(Records shown)
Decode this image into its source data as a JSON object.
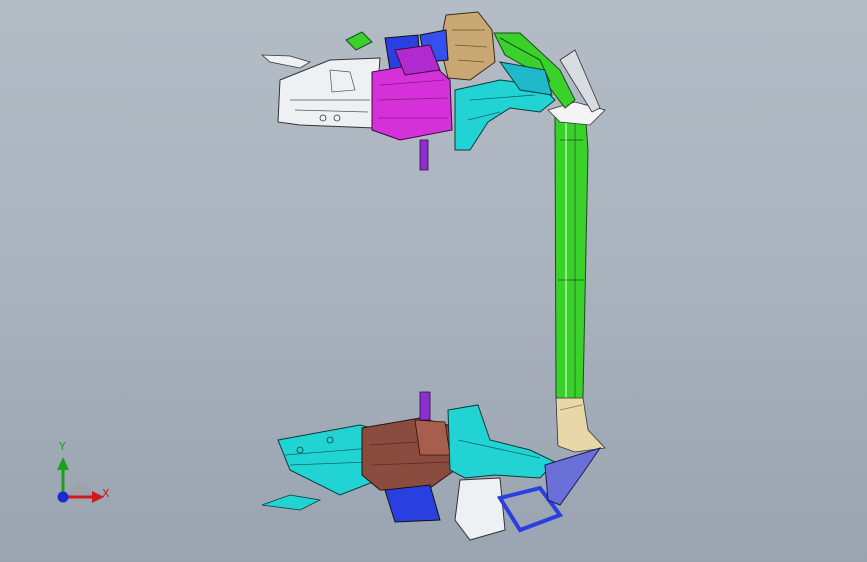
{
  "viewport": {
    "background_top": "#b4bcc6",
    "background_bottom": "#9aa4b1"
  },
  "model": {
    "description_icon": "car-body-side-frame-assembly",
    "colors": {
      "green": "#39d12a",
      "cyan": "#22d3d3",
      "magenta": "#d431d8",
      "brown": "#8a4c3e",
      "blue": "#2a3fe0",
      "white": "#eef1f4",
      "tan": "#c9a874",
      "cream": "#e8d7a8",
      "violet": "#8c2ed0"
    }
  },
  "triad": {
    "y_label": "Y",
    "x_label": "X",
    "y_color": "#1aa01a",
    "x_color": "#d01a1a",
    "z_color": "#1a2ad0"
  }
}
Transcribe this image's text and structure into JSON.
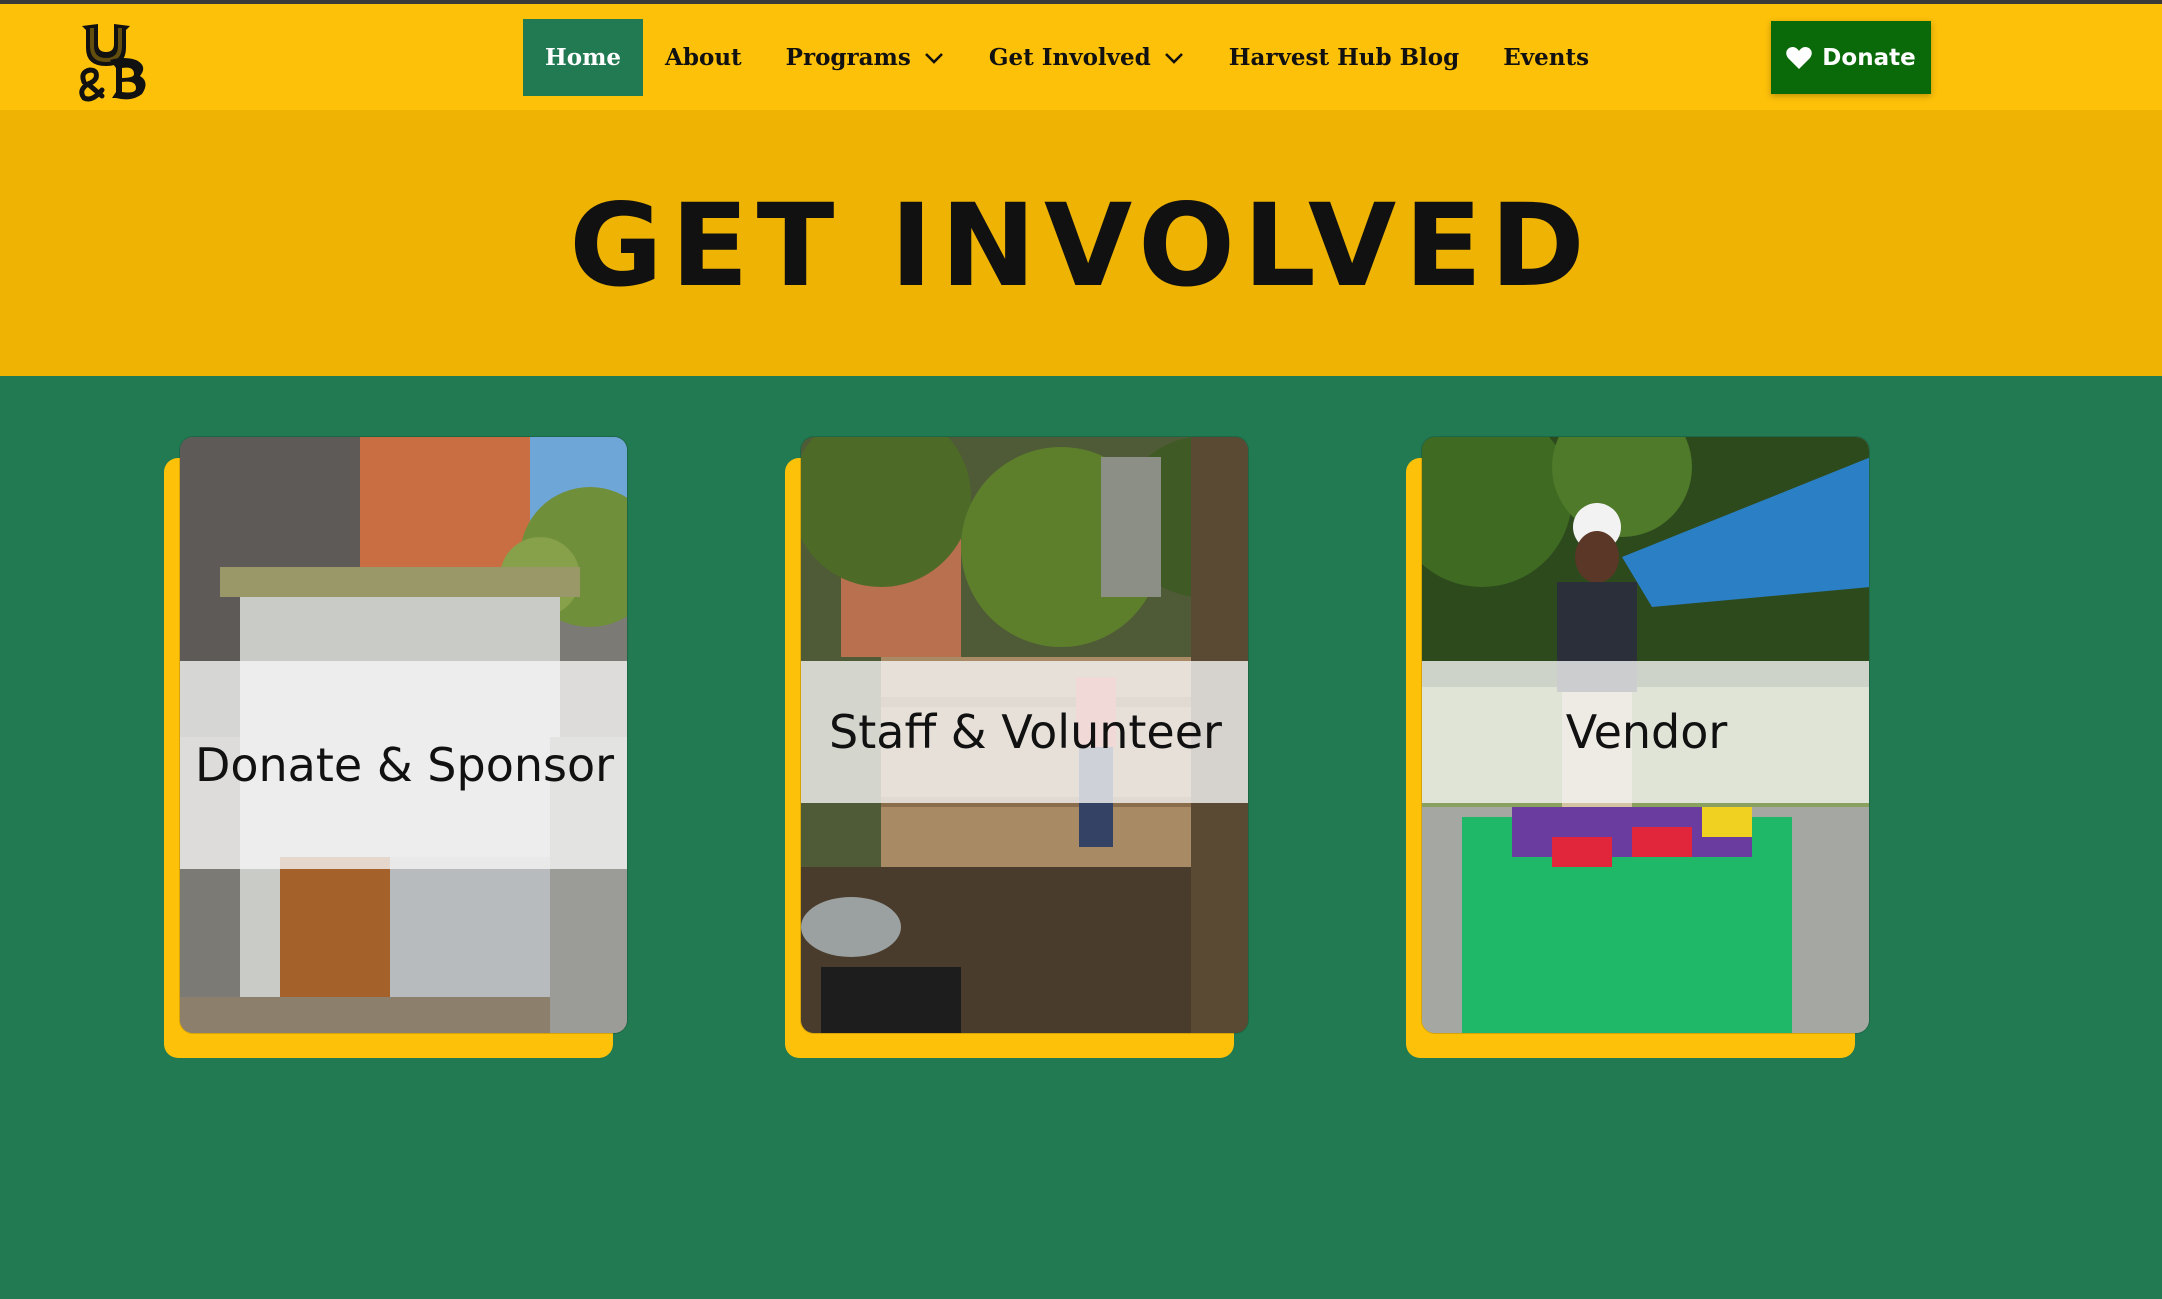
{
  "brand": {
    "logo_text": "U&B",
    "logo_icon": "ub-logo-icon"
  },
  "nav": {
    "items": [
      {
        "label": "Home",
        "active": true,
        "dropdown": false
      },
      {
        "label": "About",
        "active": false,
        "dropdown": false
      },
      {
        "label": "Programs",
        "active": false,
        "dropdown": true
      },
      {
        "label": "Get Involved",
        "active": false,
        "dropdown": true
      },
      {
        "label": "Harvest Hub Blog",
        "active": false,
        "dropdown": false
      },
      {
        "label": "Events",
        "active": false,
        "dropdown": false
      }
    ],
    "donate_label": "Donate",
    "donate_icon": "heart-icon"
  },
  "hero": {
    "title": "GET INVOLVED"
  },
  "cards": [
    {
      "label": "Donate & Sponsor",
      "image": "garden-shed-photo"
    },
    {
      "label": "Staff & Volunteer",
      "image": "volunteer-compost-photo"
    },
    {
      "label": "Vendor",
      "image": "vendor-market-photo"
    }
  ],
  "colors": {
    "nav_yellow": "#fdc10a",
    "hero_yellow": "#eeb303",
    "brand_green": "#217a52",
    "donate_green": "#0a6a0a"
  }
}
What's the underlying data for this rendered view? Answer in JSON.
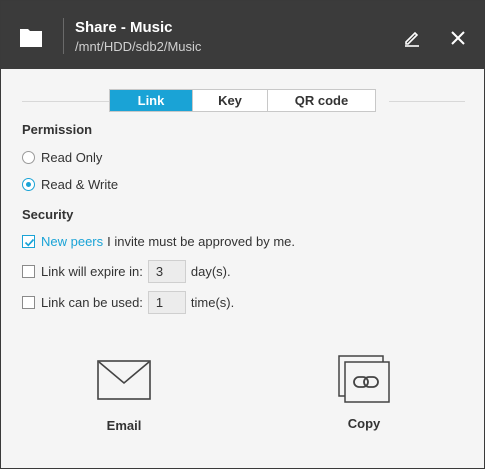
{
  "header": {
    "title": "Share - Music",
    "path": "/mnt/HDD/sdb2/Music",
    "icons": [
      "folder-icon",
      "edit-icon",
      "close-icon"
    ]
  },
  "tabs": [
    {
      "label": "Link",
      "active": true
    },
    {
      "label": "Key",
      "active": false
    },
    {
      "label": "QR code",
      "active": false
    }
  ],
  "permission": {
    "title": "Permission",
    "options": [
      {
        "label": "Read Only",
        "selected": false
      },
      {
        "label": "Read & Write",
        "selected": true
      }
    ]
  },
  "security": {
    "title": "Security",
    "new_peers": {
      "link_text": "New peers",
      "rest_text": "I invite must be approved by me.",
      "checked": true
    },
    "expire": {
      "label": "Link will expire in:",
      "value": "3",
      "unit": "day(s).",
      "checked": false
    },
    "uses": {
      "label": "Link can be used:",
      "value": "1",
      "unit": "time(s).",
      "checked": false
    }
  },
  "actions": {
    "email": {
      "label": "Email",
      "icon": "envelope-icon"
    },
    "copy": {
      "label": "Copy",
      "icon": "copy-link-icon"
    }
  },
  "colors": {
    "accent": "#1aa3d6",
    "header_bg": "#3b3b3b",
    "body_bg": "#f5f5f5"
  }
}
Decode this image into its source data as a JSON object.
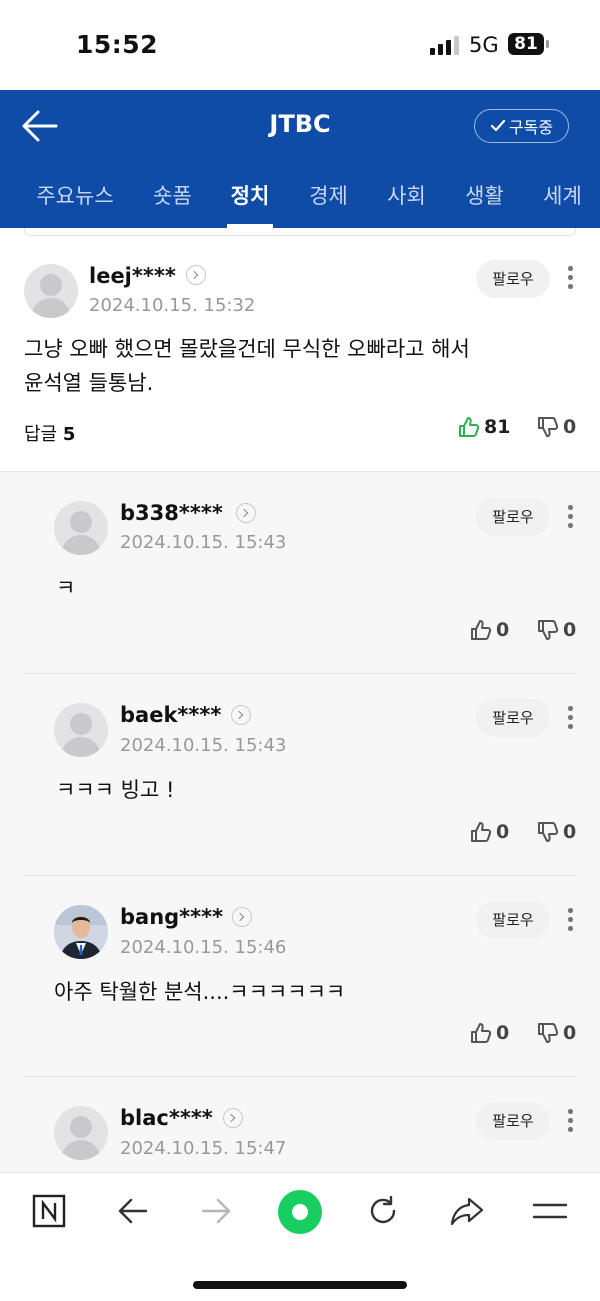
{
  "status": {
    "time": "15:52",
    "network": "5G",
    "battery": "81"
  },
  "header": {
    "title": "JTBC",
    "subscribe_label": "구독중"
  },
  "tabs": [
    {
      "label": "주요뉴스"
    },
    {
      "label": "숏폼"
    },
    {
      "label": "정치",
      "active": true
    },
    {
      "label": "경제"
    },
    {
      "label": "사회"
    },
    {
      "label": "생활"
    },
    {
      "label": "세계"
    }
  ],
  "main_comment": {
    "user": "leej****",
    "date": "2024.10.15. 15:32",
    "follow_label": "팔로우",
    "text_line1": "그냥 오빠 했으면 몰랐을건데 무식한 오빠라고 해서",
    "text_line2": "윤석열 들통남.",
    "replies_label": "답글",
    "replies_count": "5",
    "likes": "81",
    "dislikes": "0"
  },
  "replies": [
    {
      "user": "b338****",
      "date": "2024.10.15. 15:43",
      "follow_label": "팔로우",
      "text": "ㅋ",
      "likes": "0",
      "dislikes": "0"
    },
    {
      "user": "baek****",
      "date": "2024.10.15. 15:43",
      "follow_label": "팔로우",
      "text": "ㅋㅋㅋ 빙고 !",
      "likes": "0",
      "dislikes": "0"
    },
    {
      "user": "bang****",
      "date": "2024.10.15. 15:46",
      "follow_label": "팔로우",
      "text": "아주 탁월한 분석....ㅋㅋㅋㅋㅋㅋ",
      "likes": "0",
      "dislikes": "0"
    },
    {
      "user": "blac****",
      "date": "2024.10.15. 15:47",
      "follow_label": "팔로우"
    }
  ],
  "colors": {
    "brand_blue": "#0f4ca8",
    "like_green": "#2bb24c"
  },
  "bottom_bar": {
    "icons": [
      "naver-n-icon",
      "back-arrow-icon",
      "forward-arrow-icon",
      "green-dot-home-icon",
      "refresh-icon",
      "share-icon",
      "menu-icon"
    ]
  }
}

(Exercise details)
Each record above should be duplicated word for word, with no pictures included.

(Exercise output)
Decode this image into its source data as a JSON object.
{
  "viewport": {
    "background_top": "#b4bcc6",
    "background_bottom": "#9aa4b1"
  },
  "model": {
    "description_icon": "car-body-side-frame-assembly",
    "colors": {
      "green": "#39d12a",
      "cyan": "#22d3d3",
      "magenta": "#d431d8",
      "brown": "#8a4c3e",
      "blue": "#2a3fe0",
      "white": "#eef1f4",
      "tan": "#c9a874",
      "cream": "#e8d7a8",
      "violet": "#8c2ed0"
    }
  },
  "triad": {
    "y_label": "Y",
    "x_label": "X",
    "y_color": "#1aa01a",
    "x_color": "#d01a1a",
    "z_color": "#1a2ad0"
  }
}
Transcribe this image's text and structure into JSON.
{
  "brand": {
    "logo_text": "U&B",
    "logo_icon": "ub-logo-icon"
  },
  "nav": {
    "items": [
      {
        "label": "Home",
        "active": true,
        "dropdown": false
      },
      {
        "label": "About",
        "active": false,
        "dropdown": false
      },
      {
        "label": "Programs",
        "active": false,
        "dropdown": true
      },
      {
        "label": "Get Involved",
        "active": false,
        "dropdown": true
      },
      {
        "label": "Harvest Hub Blog",
        "active": false,
        "dropdown": false
      },
      {
        "label": "Events",
        "active": false,
        "dropdown": false
      }
    ],
    "donate_label": "Donate",
    "donate_icon": "heart-icon"
  },
  "hero": {
    "title": "GET INVOLVED"
  },
  "cards": [
    {
      "label": "Donate & Sponsor",
      "image": "garden-shed-photo"
    },
    {
      "label": "Staff & Volunteer",
      "image": "volunteer-compost-photo"
    },
    {
      "label": "Vendor",
      "image": "vendor-market-photo"
    }
  ],
  "colors": {
    "nav_yellow": "#fdc10a",
    "hero_yellow": "#eeb303",
    "brand_green": "#217a52",
    "donate_green": "#0a6a0a"
  }
}
What's the underlying data for this rendered view? Answer in JSON.
{
  "header": {
    "title": "Share - Music",
    "path": "/mnt/HDD/sdb2/Music",
    "icons": [
      "folder-icon",
      "edit-icon",
      "close-icon"
    ]
  },
  "tabs": [
    {
      "label": "Link",
      "active": true
    },
    {
      "label": "Key",
      "active": false
    },
    {
      "label": "QR code",
      "active": false
    }
  ],
  "permission": {
    "title": "Permission",
    "options": [
      {
        "label": "Read Only",
        "selected": false
      },
      {
        "label": "Read & Write",
        "selected": true
      }
    ]
  },
  "security": {
    "title": "Security",
    "new_peers": {
      "link_text": "New peers",
      "rest_text": "I invite must be approved by me.",
      "checked": true
    },
    "expire": {
      "label": "Link will expire in:",
      "value": "3",
      "unit": "day(s).",
      "checked": false
    },
    "uses": {
      "label": "Link can be used:",
      "value": "1",
      "unit": "time(s).",
      "checked": false
    }
  },
  "actions": {
    "email": {
      "label": "Email",
      "icon": "envelope-icon"
    },
    "copy": {
      "label": "Copy",
      "icon": "copy-link-icon"
    }
  },
  "colors": {
    "accent": "#1aa3d6",
    "header_bg": "#3b3b3b",
    "body_bg": "#f5f5f5"
  }
}
Decode this image into its source data as a JSON object.
{
  "status": {
    "time": "15:52",
    "network": "5G",
    "battery": "81"
  },
  "header": {
    "title": "JTBC",
    "subscribe_label": "구독중"
  },
  "tabs": [
    {
      "label": "주요뉴스"
    },
    {
      "label": "숏폼"
    },
    {
      "label": "정치",
      "active": true
    },
    {
      "label": "경제"
    },
    {
      "label": "사회"
    },
    {
      "label": "생활"
    },
    {
      "label": "세계"
    }
  ],
  "main_comment": {
    "user": "leej****",
    "date": "2024.10.15. 15:32",
    "follow_label": "팔로우",
    "text_line1": "그냥 오빠 했으면 몰랐을건데 무식한 오빠라고 해서",
    "text_line2": "윤석열 들통남.",
    "replies_label": "답글",
    "replies_count": "5",
    "likes": "81",
    "dislikes": "0"
  },
  "replies": [
    {
      "user": "b338****",
      "date": "2024.10.15. 15:43",
      "follow_label": "팔로우",
      "text": "ㅋ",
      "likes": "0",
      "dislikes": "0"
    },
    {
      "user": "baek****",
      "date": "2024.10.15. 15:43",
      "follow_label": "팔로우",
      "text": "ㅋㅋㅋ 빙고 !",
      "likes": "0",
      "dislikes": "0"
    },
    {
      "user": "bang****",
      "date": "2024.10.15. 15:46",
      "follow_label": "팔로우",
      "text": "아주 탁월한 분석....ㅋㅋㅋㅋㅋㅋ",
      "likes": "0",
      "dislikes": "0"
    },
    {
      "user": "blac****",
      "date": "2024.10.15. 15:47",
      "follow_label": "팔로우"
    }
  ],
  "colors": {
    "brand_blue": "#0f4ca8",
    "like_green": "#2bb24c"
  },
  "bottom_bar": {
    "icons": [
      "naver-n-icon",
      "back-arrow-icon",
      "forward-arrow-icon",
      "green-dot-home-icon",
      "refresh-icon",
      "share-icon",
      "menu-icon"
    ]
  }
}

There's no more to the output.